[[ Given entries, beginning ]]

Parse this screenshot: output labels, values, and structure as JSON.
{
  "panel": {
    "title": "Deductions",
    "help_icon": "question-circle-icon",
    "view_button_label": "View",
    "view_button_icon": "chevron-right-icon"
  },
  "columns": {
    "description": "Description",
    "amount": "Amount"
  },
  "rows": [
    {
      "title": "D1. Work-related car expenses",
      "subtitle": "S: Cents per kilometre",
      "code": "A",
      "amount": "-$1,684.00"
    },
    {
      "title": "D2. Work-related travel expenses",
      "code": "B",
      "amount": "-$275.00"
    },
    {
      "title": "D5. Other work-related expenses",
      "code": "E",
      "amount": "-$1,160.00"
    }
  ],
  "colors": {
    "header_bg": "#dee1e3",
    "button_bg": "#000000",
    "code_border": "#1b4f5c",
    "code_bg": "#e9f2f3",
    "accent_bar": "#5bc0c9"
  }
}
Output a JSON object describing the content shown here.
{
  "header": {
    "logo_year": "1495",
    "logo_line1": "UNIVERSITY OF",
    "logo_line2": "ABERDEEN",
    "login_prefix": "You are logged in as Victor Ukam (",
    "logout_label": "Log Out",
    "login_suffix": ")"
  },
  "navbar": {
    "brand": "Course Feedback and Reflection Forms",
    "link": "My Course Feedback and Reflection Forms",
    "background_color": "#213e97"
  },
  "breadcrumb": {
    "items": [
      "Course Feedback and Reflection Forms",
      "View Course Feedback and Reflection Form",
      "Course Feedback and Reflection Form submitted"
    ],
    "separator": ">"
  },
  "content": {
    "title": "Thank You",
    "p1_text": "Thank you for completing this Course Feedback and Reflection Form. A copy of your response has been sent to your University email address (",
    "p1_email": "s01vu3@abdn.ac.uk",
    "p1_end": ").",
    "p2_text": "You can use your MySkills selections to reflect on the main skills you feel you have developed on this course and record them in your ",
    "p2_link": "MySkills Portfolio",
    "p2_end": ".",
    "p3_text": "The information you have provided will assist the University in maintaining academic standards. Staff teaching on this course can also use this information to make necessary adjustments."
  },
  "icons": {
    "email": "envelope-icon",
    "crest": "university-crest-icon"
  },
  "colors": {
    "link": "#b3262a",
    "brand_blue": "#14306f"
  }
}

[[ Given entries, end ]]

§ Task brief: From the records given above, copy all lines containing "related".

§ Exercise output:
      "title": "D1. Work-related car expenses",
      "title": "D2. Work-related travel expenses",
      "title": "D5. Other work-related expenses",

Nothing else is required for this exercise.